US subsidies of $24bn to its cotton farmers have driven down world prices and damaged livelihoods of developing world cotton producers. Photograph: Danish Siddiqui/Reuters

I’ve been looking forward to President Barack Obama’s state visit to the UK this week and to hearing him address MPs and peers at Westminster Hall.

President Obama will no doubt focus on many matters of great international importance. I think cotton should be one of them. I have seen for myself just how vital cotton is for millions of farmers in west Africa and the damage caused to their livelihoods by developed country subsidies. I have pressed for EU reform, but action from the United States is critical.

President Obama could, and should, take a lead in addressing this.

The US government continues to subsidise its cotton farmers – $24bn (£15bn) over the past 10 years – despite the World Trade Organisation ruling some of these subsidies illegal. And when the WTO backed Brazil’s case that the subsidies were damaging, the US government simply offered to pay subsidies to Brazilian farmers too.

I can’t be alone in spotting the irony of the world’s greatest free-trader continuing to violate the system so blatantly.

America’s payments to its farmers are designed to shield them from the volatility of cotton prices. But they also enable the US to export cheaply, depressing the price for other cotton producers in some of the poorest regions of the world and leaving them unable to compete with their richer American counterparts.

The voices of African farmers and others in developing countries are being ignored. In 2008, a group of African leaders tabled specific proposals to which the US has so far failed to respond.

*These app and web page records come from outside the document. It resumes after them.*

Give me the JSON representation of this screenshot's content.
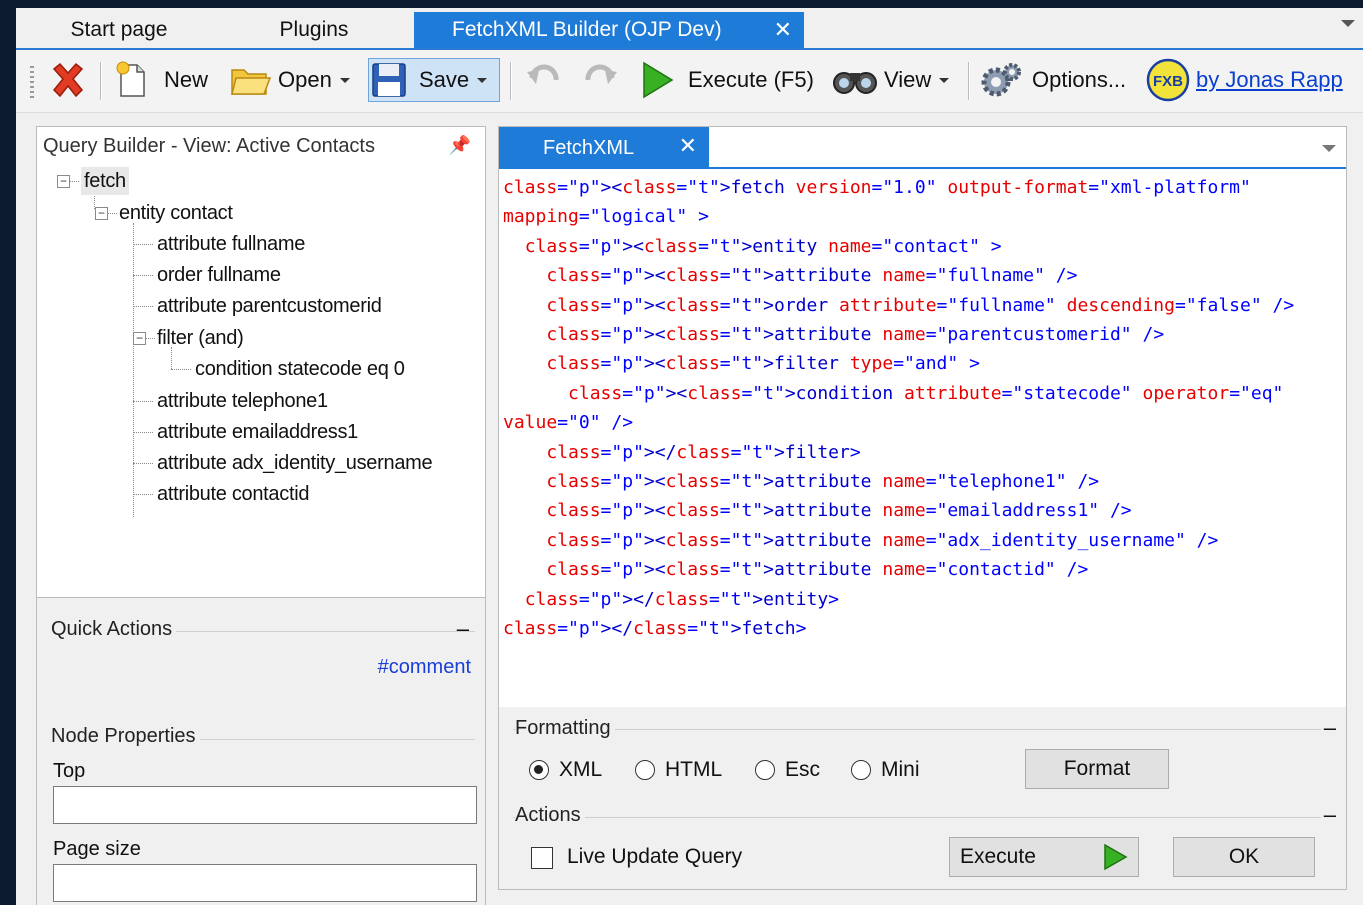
{
  "tabs": [
    {
      "label": "Start page",
      "active": false
    },
    {
      "label": "Plugins",
      "active": false
    },
    {
      "label": "FetchXML Builder (OJP Dev)",
      "active": true
    }
  ],
  "tab_close_glyph": "✕",
  "toolbar": {
    "new_label": "New",
    "open_label": "Open",
    "save_label": "Save",
    "execute_label": "Execute (F5)",
    "view_label": "View",
    "options_label": "Options...",
    "logo_text": "FXB",
    "author_link": "by Jonas Rapp"
  },
  "left_panel": {
    "title": "Query Builder - View: Active Contacts",
    "pin_glyph": "📌",
    "tree": [
      {
        "label": "fetch"
      },
      {
        "label": "entity contact"
      },
      {
        "label": "attribute fullname"
      },
      {
        "label": "order fullname"
      },
      {
        "label": "attribute parentcustomerid"
      },
      {
        "label": "filter (and)"
      },
      {
        "label": "condition statecode eq 0"
      },
      {
        "label": "attribute telephone1"
      },
      {
        "label": "attribute emailaddress1"
      },
      {
        "label": "attribute adx_identity_username"
      },
      {
        "label": "attribute contactid"
      }
    ],
    "expander_glyph": "−",
    "quick_actions_label": "Quick Actions",
    "comment_link": "#comment",
    "node_properties_label": "Node Properties",
    "top_label": "Top",
    "top_value": "",
    "page_size_label": "Page size",
    "page_size_value": "",
    "collapse_glyph": "–"
  },
  "editor": {
    "tab_label": "FetchXML",
    "code_lines": [
      "<fetch version=\"1.0\" output-format=\"xml-platform\"",
      "mapping=\"logical\" >",
      "  <entity name=\"contact\" >",
      "    <attribute name=\"fullname\" />",
      "    <order attribute=\"fullname\" descending=\"false\" />",
      "    <attribute name=\"parentcustomerid\" />",
      "    <filter type=\"and\" >",
      "      <condition attribute=\"statecode\" operator=\"eq\"",
      "value=\"0\" />",
      "    </filter>",
      "    <attribute name=\"telephone1\" />",
      "    <attribute name=\"emailaddress1\" />",
      "    <attribute name=\"adx_identity_username\" />",
      "    <attribute name=\"contactid\" />",
      "  </entity>",
      "</fetch>"
    ]
  },
  "formatting": {
    "label": "Formatting",
    "options": [
      {
        "label": "XML",
        "selected": true
      },
      {
        "label": "HTML",
        "selected": false
      },
      {
        "label": "Esc",
        "selected": false
      },
      {
        "label": "Mini",
        "selected": false
      }
    ],
    "format_button": "Format"
  },
  "actions": {
    "label": "Actions",
    "live_update_label": "Live Update Query",
    "live_update_checked": false,
    "execute_button": "Execute",
    "ok_button": "OK"
  },
  "colors": {
    "accent": "#1e7bd7",
    "xml_tag": "#a31515",
    "xml_attr": "#e60000",
    "xml_value": "#0000ff",
    "link": "#0a3ecf"
  }
}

It is now nearly 10 years since the WTO Doha Round talks first began. In 2001 there was a clear objective – to lower trade barriers around the world and help facilitate the increase of global trade. But the promise to make the Round deliver for development has clearly failed and the talks are now on the brink of collapse.

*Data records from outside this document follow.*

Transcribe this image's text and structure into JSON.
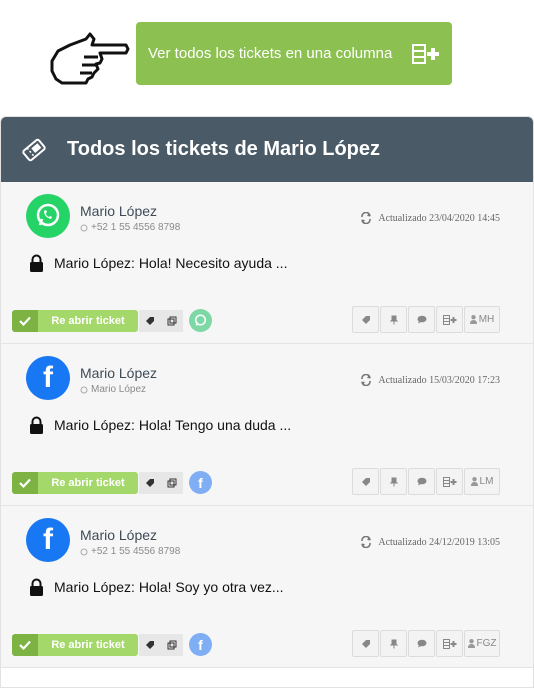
{
  "top": {
    "view_all_label": "Ver todos los tickets en una columna",
    "hand_icon": "pointing-hand-icon",
    "columns_icon": "add-column-icon"
  },
  "panel": {
    "title": "Todos los tickets de Mario López",
    "icon": "ticket-icon"
  },
  "tickets": [
    {
      "channel": "whatsapp",
      "name": "Mario López",
      "sub": "+52 1 55 4556 8798",
      "updated": "Actualizado 23/04/2020 14:45",
      "message": "Mario López: Hola! Necesito ayuda ...",
      "reopen_label": "Re abrir ticket",
      "agent": "MH"
    },
    {
      "channel": "facebook",
      "name": "Mario López",
      "sub": "Mario López",
      "updated": "Actualizado 15/03/2020 17:23",
      "message": "Mario López: Hola! Tengo una duda ...",
      "reopen_label": "Re abrir ticket",
      "agent": "LM"
    },
    {
      "channel": "facebook",
      "name": "Mario López",
      "sub": "+52 1 55 4556 8798",
      "updated": "Actualizado 24/12/2019 13:05",
      "message": "Mario López: Hola! Soy yo otra vez...",
      "reopen_label": "Re abrir ticket",
      "agent": "FGZ"
    }
  ],
  "colors": {
    "accent_green": "#8cc152",
    "header_bg": "#4a5a66",
    "whatsapp": "#25d366",
    "facebook": "#1877f2"
  }
}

The world needs to focus on rebuilding faith in the multilateral trading system and also respond to the concerns raised time and time again by governments across Africa. An immediate commitment by the US to implement the WTO’s ruling and to cut cotton subsidies further would be a good place to start.

Taking this action would send a clear message to farmers in developing countries that the world is serious about its commitment to trade reform.

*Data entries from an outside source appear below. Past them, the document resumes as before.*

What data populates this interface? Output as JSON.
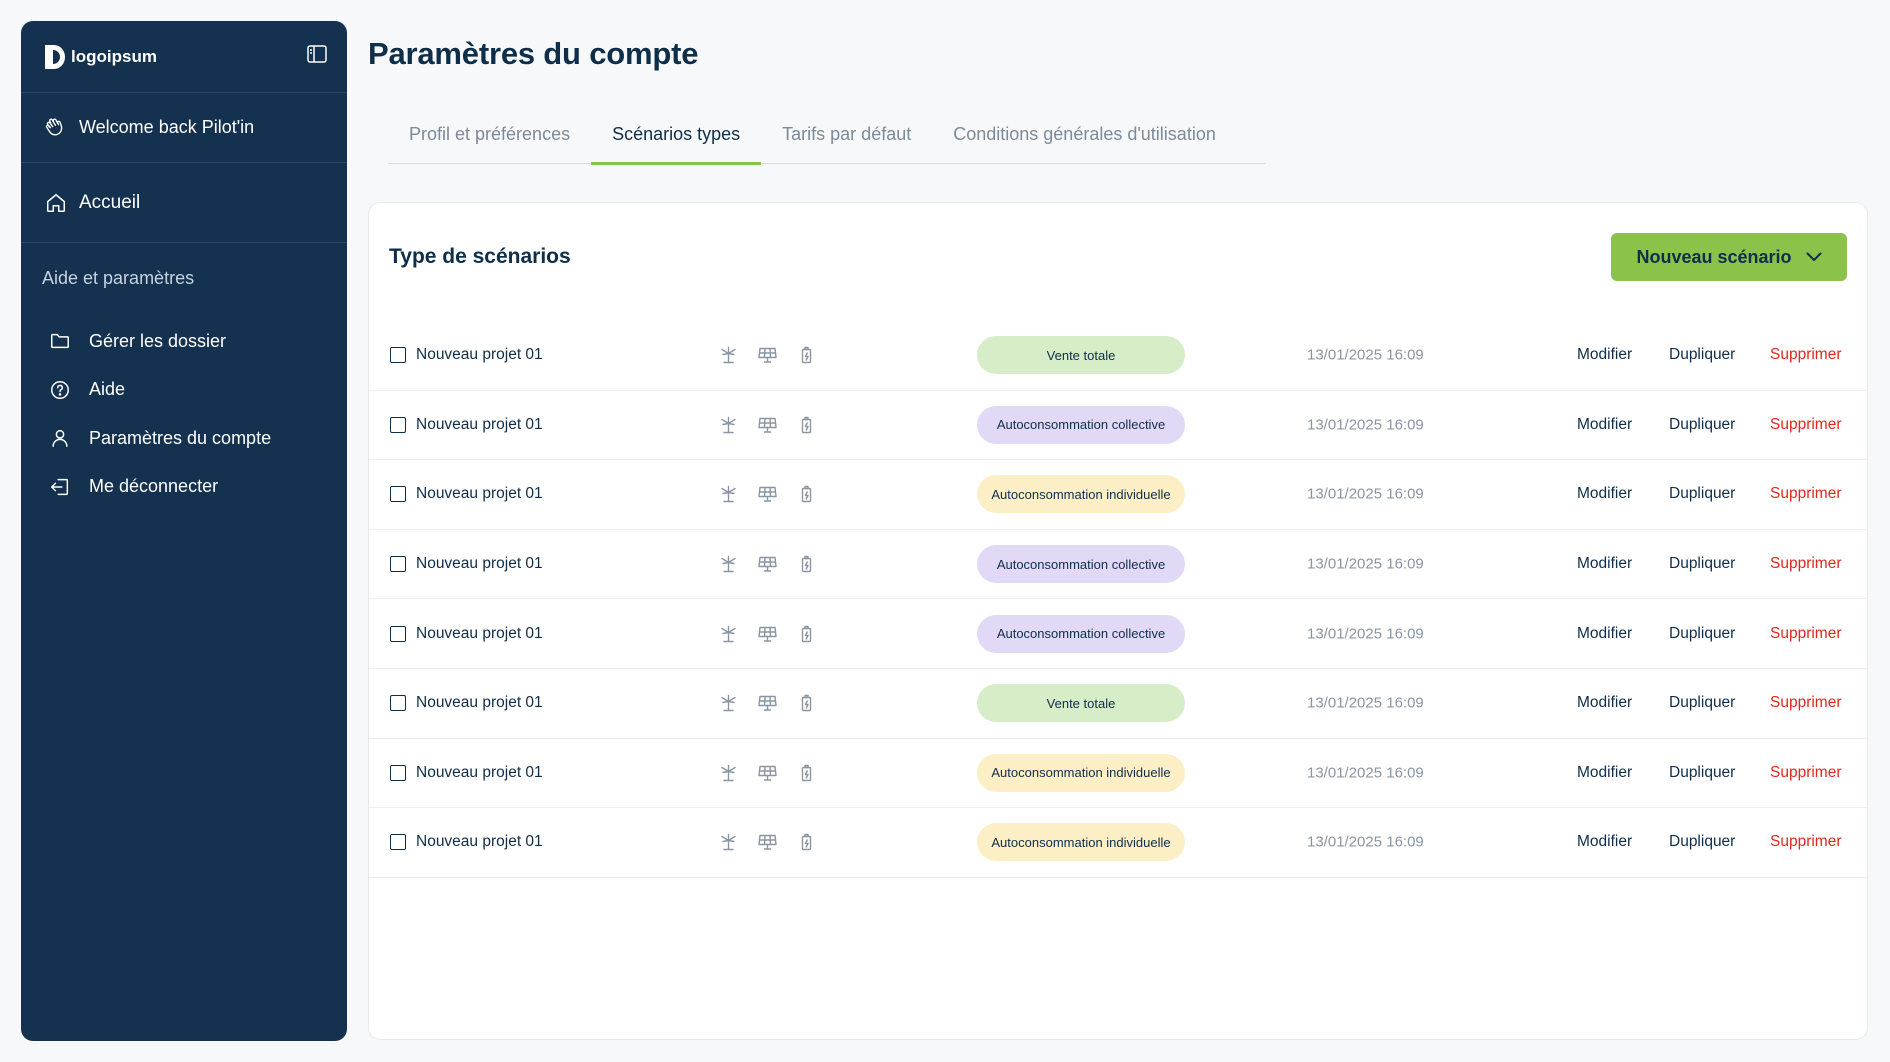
{
  "sidebar": {
    "logo_text": "logoipsum",
    "logo_mark": "®",
    "welcome": "Welcome back Pilot'in",
    "home": "Accueil",
    "section_title": "Aide et paramètres",
    "menu": [
      {
        "label": "Gérer les dossier",
        "icon": "folder-icon"
      },
      {
        "label": "Aide",
        "icon": "help-circle-icon"
      },
      {
        "label": "Paramètres du compte",
        "icon": "user-icon"
      },
      {
        "label": "Me déconnecter",
        "icon": "logout-icon"
      }
    ]
  },
  "page": {
    "title": "Paramètres du compte"
  },
  "tabs": [
    {
      "label": "Profil et préférences",
      "active": false
    },
    {
      "label": "Scénarios types",
      "active": true
    },
    {
      "label": "Tarifs par défaut",
      "active": false
    },
    {
      "label": "Conditions générales d'utilisation",
      "active": false
    }
  ],
  "card": {
    "title": "Type de scénarios",
    "new_button": "Nouveau scénario"
  },
  "actions": {
    "modify": "Modifier",
    "duplicate": "Dupliquer",
    "delete": "Supprimer"
  },
  "rows": [
    {
      "name": "Nouveau projet 01",
      "badge": "Vente totale",
      "badge_color": "green",
      "date": "13/01/2025 16:09"
    },
    {
      "name": "Nouveau projet 01",
      "badge": "Autoconsommation collective",
      "badge_color": "purple",
      "date": "13/01/2025 16:09"
    },
    {
      "name": "Nouveau projet 01",
      "badge": "Autoconsommation individuelle",
      "badge_color": "yellow",
      "date": "13/01/2025 16:09"
    },
    {
      "name": "Nouveau projet 01",
      "badge": "Autoconsommation collective",
      "badge_color": "purple",
      "date": "13/01/2025 16:09"
    },
    {
      "name": "Nouveau projet 01",
      "badge": "Autoconsommation collective",
      "badge_color": "purple",
      "date": "13/01/2025 16:09"
    },
    {
      "name": "Nouveau projet 01",
      "badge": "Vente totale",
      "badge_color": "green",
      "date": "13/01/2025 16:09"
    },
    {
      "name": "Nouveau projet 01",
      "badge": "Autoconsommation individuelle",
      "badge_color": "yellow",
      "date": "13/01/2025 16:09"
    },
    {
      "name": "Nouveau projet 01",
      "badge": "Autoconsommation individuelle",
      "badge_color": "yellow",
      "date": "13/01/2025 16:09"
    }
  ],
  "colors": {
    "sidebar_bg": "#14314f",
    "accent_green": "#8bc34a",
    "delete_red": "#e3271c",
    "badge_green": "#d6edc8",
    "badge_purple": "#e1d9f6",
    "badge_yellow": "#fcefc6"
  }
}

Discussions around the latest US farm bill have just begun. Now is the ideal time to raise this matter and bring about real change for millions of farmers who depend on cotton for a living. The coalition government has promised to do more to address the impact of European subsidies and must honour this, but action from the US is vital. The president’s state visit provides a unique opportunity for the government to raise the profile of this important issue.

The United States and others made a commitment in Doha to farmers from developing countries. But, almost a decade later, there has been no change. Whether Doha fails or succeeds, President Obama can and should, take a lead on removing illegal cotton subsidies and ensure that the promises made are honoured.

• Baroness Kinnock of Holyhead is the opposition’s spokeswoman on international development in the House of Lords and an expert on trade and development. She was minister for Africa in Gordon Brown’s government